Pulse asked LMC leaders across the country how many practices had contacted them regarding the possibility of closing.
A spokesperson for Londonwide LMCs said ‘current indications are around 28-30.’
Dr Tony Grewal, medical secretary of Londonwide LMCs, said that the capital was particularly badly affected by MPIG.
He said: ‘NHS England (London) have explicitly stated that no money is available to support practices severely affected by the withdrawing of MPIG payments. They have offered organisational support to practices from within existing resources.’
‘Londonwide [LMCs] have made a number of other suggestions for their consideration, including temporary bridging payments to practices… and we are waiting for their considered response.’
Pulse has reported that Jubilee Practice in Tower Hamlets, east London, has already put a ‘red button date’ in place, which may see them having to close.
Virginia Patania, practice manager, said that there was now a ‘very large campaign’ called Save Our Surgeries being led by the practice to highlight the potential of closures.
She said: ‘It’s something we are looking at in a way we have never look at before. Part of it is funding, part of it is recruitment. In Tower Hamlets a fair number of us, for a collection of reasons, would say our viability is severely limited over the next year or two.’
‘There’s definitely a view from NHS England that mergers are the way of the future. But you need to get to the future to consider this. No support has been given to practices in that transition.’
In Devon, LMC leader Dr Mark Sanford-Wood said: ‘In terms of closures, we haven’t seen any yet, but we have on our radar at least half a dozen practices we are very concerned about. It is highly likely that a good number will end up closing by the end of the year.’
‘I’ve been involved with the LMC for 20 years and I’ve never seen this before.

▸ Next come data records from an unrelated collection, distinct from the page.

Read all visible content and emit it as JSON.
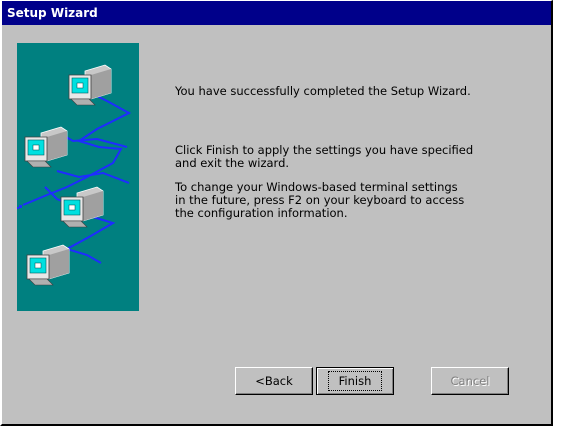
{
  "window": {
    "title": "Setup Wizard"
  },
  "illustration": {
    "icon": "networked-terminals-icon",
    "background_color": "#008080"
  },
  "messages": {
    "completed": "You have successfully completed the Setup Wizard.",
    "finish_instructions": "Click Finish to apply the settings you have specified\nand exit the wizard.",
    "change_settings": "To change your Windows-based terminal settings\nin the future, press F2 on your keyboard to access\nthe configuration information."
  },
  "buttons": {
    "back": "<Back",
    "finish": "Finish",
    "cancel": "Cancel",
    "cancel_enabled": false
  },
  "colors": {
    "titlebar": "#00008a",
    "dialog_face": "#c0c0c0",
    "network_line": "#0000ff"
  }
}
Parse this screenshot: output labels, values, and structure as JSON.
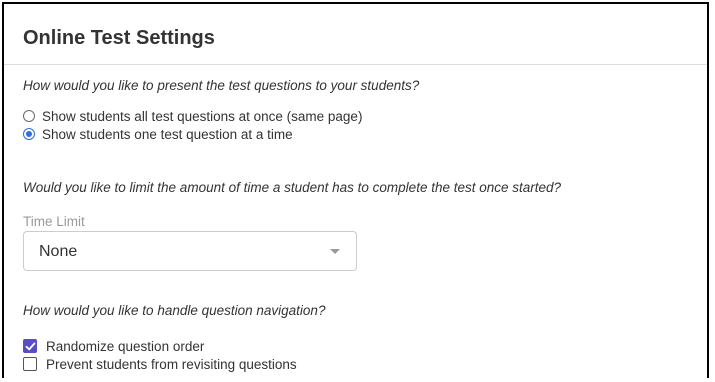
{
  "settings": {
    "title": "Online Test Settings",
    "presentation": {
      "question": "How would you like to present the test questions to your students?",
      "options": [
        {
          "label": "Show students all test questions at once (same page)",
          "selected": false
        },
        {
          "label": "Show students one test question at a time",
          "selected": true
        }
      ]
    },
    "time_limit": {
      "question": "Would you like to limit the amount of time a student has to complete the test once started?",
      "field_label": "Time Limit",
      "selected_value": "None"
    },
    "navigation": {
      "question": "How would you like to handle question navigation?",
      "options": [
        {
          "label": "Randomize question order",
          "checked": true
        },
        {
          "label": "Prevent students from revisiting questions",
          "checked": false
        }
      ]
    }
  },
  "colors": {
    "radio_accent": "#2f6fd6",
    "checkbox_accent": "#5b4cc4",
    "muted_label": "#9a9a9a",
    "text": "#333333"
  }
}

For this to start happening now is significant.’
Dr Beth McCarron-Nash, GPC negotiator, told Pulse: ‘I am certainly hearing anecdotally about more and more practices considering their options. It’s a perfect storm of problems. Some of that is the contract imposition from 2013, some is from funding swings as a result of MPIG redistribution.
‘That, along with spiralling workload and increasing demand… is having a catastrophic effect on practices and are struggling to cope.’